Every year, there are about 9.4 million episodes of foodborne illnesses in the United States, according to the Centers For Disease Control and Prevention (CDC). These illnesses can be caused by bacteria, viruses, toxins, chemicals and parasites.
In 2009 and 2010, 1,184 people were hospitalized and 23 people died from foodborne illnesses. In that short period of time, 1,527 foodborne illnesses caused 29,444 people to become sick. The most common causes of foodborne illness during that time were norovirus, salmonella and E. coli.
Two salmonella outbreaks have occurred so far in 2013. More than 80 people have become sick in each case. One outbreak was caused by imported cucumbers. The other outbreak was from food at a Las Vegas restaurant named Fire Fly.
E. coli sickened more than 30 people from Farm Rich frozen meals this year. There were 3 deadly outbreaks in 2011, including a listeriosis outbreak from cantaloupes that led to 30 deaths, the second-deadliest outbreak in U.S. history since 1970.
When a food is suspected of causing people to become ill, it can be recalled, or taken off the market. Since 2009, there have been recalls for the following foods: cheese or cheese-containing products, oysters, raw milk, salami, bison, sirloin steak, peanut butter, cookie dough, cantaloupes, papaya, salmon, strawberries, hazelnuts, Romaine lettuce, ground turkey, tuna steak, unpasteurized dairy, eggs, beef and frozen entrées.
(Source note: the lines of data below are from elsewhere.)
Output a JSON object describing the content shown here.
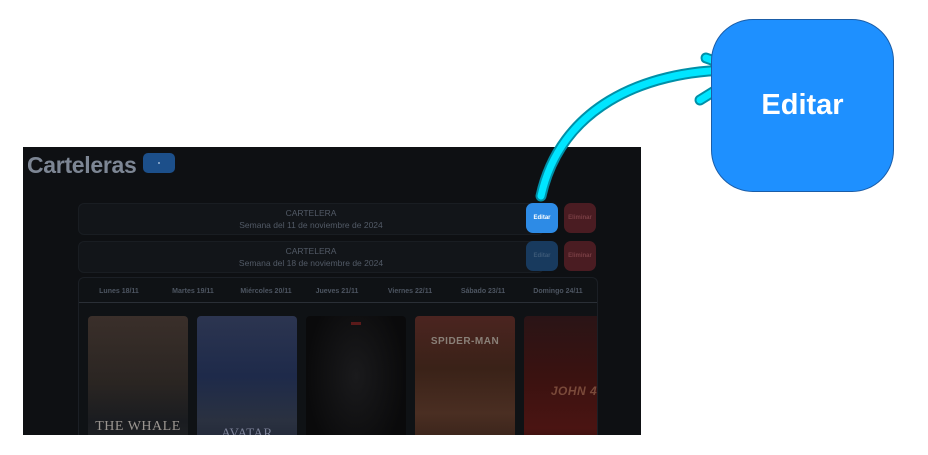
{
  "page": {
    "title": "Carteleras"
  },
  "carteleras": [
    {
      "label": "CARTELERA",
      "week": "Semana del 11 de noviembre de 2024",
      "edit_label": "Editar",
      "delete_label": "Eliminar"
    },
    {
      "label": "CARTELERA",
      "week": "Semana del 18 de noviembre de 2024",
      "edit_label": "Editar",
      "delete_label": "Eliminar"
    }
  ],
  "schedule": {
    "days": [
      "Lunes 18/11",
      "Martes 19/11",
      "Miércoles 20/11",
      "Jueves 21/11",
      "Viernes 22/11",
      "Sábado 23/11",
      "Domingo 24/11"
    ],
    "posters": [
      {
        "icon": "whale-movie-poster",
        "title": "THE WHALE"
      },
      {
        "icon": "avatar-movie-poster",
        "title": "AVATAR"
      },
      {
        "icon": "black-panther-movie-poster",
        "title": ""
      },
      {
        "icon": "spider-man-movie-poster",
        "title": "SPIDER-MAN"
      },
      {
        "icon": "john-wick-movie-poster",
        "title": "JOHN 4"
      }
    ]
  },
  "callout": {
    "label": "Editar"
  },
  "colors": {
    "accent": "#1e90ff",
    "arrow": "#00e5ff",
    "danger": "#4a1c22",
    "background": "#0e1013"
  }
}
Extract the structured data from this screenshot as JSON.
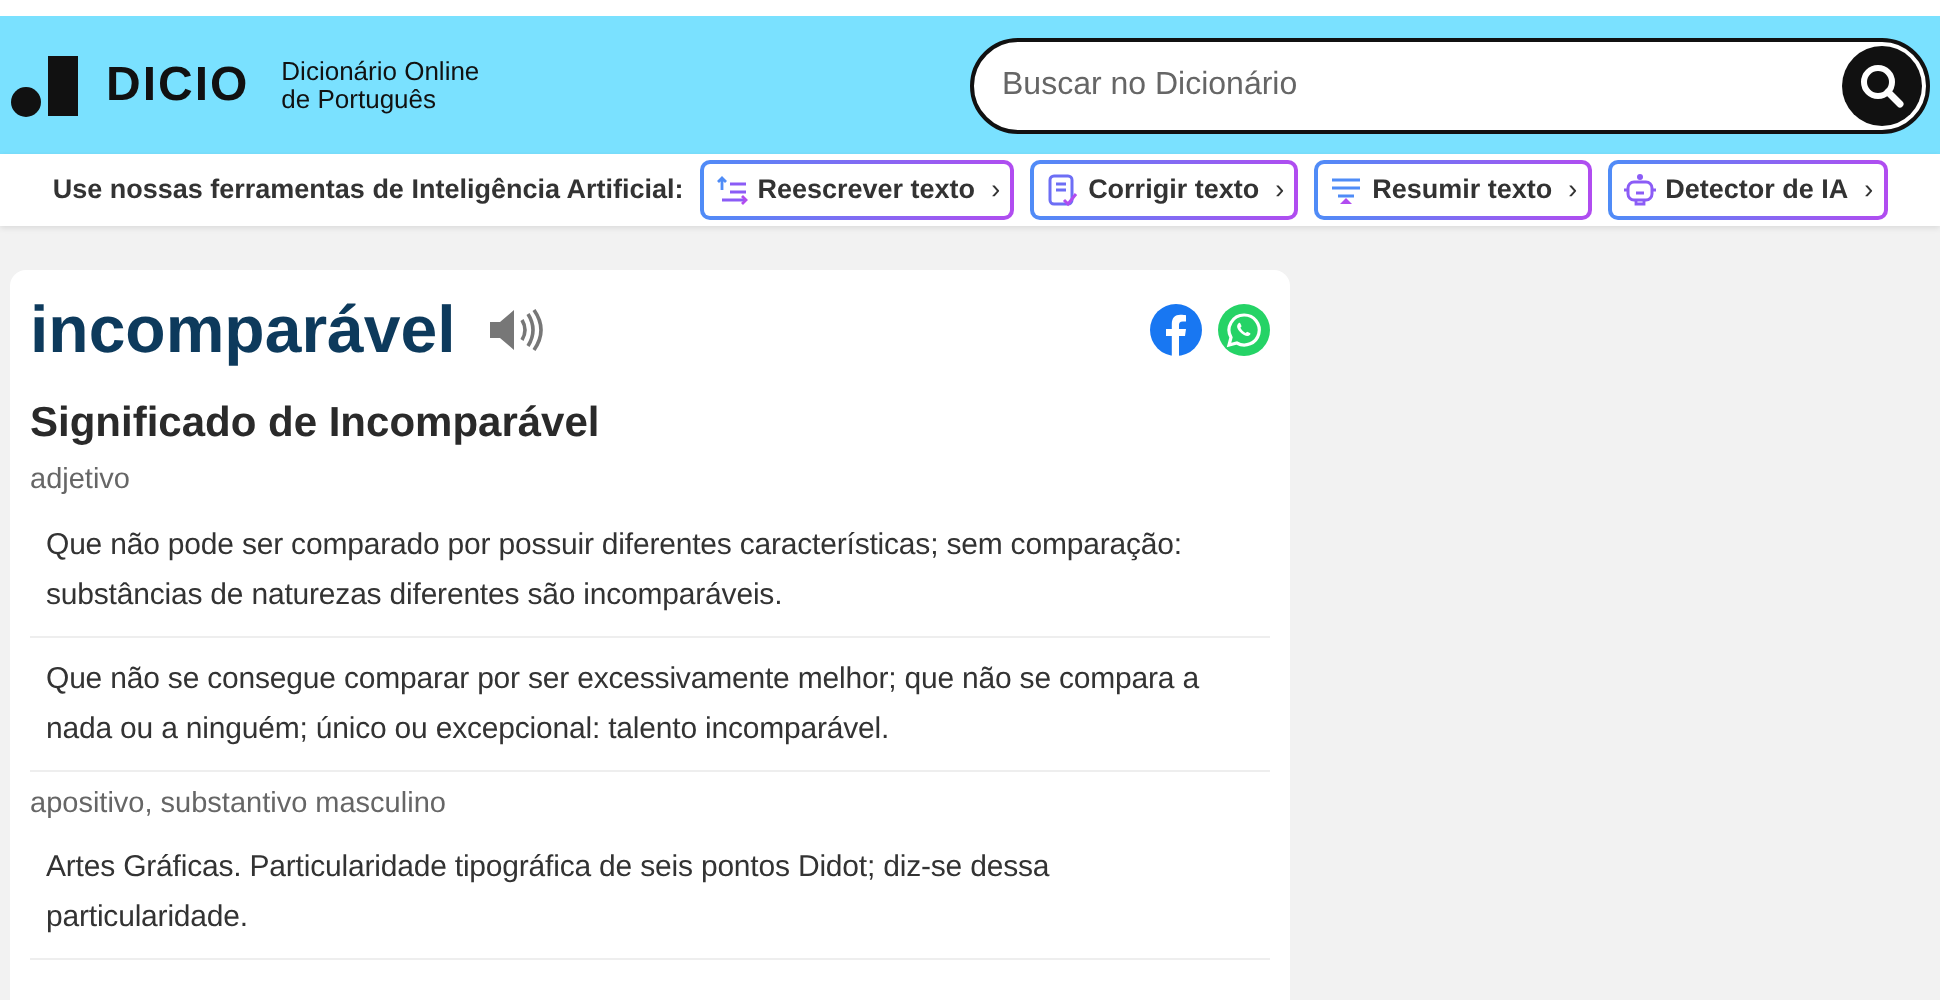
{
  "header": {
    "logo": "DICIO",
    "tagline": [
      "Dicionário Online",
      "de Português"
    ],
    "search": {
      "placeholder": "Buscar no Dicionário"
    }
  },
  "ai_tools": {
    "label": "Use nossas ferramentas de Inteligência Artificial:",
    "tools": [
      {
        "kind": "rewrite",
        "label": "Reescrever texto",
        "arrow": "›"
      },
      {
        "kind": "correct",
        "label": "Corrigir texto",
        "arrow": "›"
      },
      {
        "kind": "summarize",
        "label": "Resumir texto",
        "arrow": "›"
      },
      {
        "kind": "detect",
        "label": "Detector de IA",
        "arrow": "›"
      }
    ]
  },
  "entry": {
    "word": "incomparável",
    "heading": "Significado de Incomparável",
    "groups": [
      {
        "class": "adjetivo",
        "senses": [
          "Que não pode ser comparado por possuir diferentes características; sem comparação: substâncias de naturezas diferentes são incomparáveis.",
          "Que não se consegue comparar por ser excessivamente melhor; que não se compara a nada ou a ninguém; único ou excepcional: talento incomparável."
        ]
      },
      {
        "class": "apositivo, substantivo masculino",
        "senses": [
          "Artes Gráficas. Particularidade tipográfica de seis pontos Didot; diz-se dessa particularidade."
        ]
      }
    ]
  }
}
Any food that is handled by people or processed near sewerage can become contaminated. In 2009 and 2010, the largest number of foodborne disease outbreaks was due to beef, dairy (mostly unpasteurized), fish and poultry.
Experts can often identify the microorganism that caused an outbreak. The most common microorganisms are bacteria: Campylobacter sp. in unpasteurized dairy foods, Salmonella sp. in eggs and shiga-toxin producing E. coli in beef.
Other foods that can cause illness are:
That's because these foods:
Symptoms usually show up 1 to 4 days after eating contaminated food. The most common symptoms of infection are:
If diarrhea is bloody or doesn't resolve in 3 days, or if there is also a fever over 101.5° F, it's time to call the doctor. Most illnesses and outbreaks (when two or more people become ill) never get reported to the CDC because people think they just have the flu and they don't go to the doctor.
More severe outcomes can occur, such as:
The tips below may help you get the health benefits of eating fresh fruits and vegetables while avoiding foodborne illnesses.
For more information on food safety go to the U.S.D.A.'s Food Safety and Inspection Service.
Marc O'Meara, R.D., L.D.N., C.D.E. is a senior nutritionist at the Brigham and Women's Hospital and the Roxbury Heart Center, and also works in the lipid clinic at Children's Hospital Boston. He graduated from the University of Vermont in 1991 with a bachelor of science in dietetics. He completed his dietetic internship at Beth Israel Deaconess Medical Center in 1992.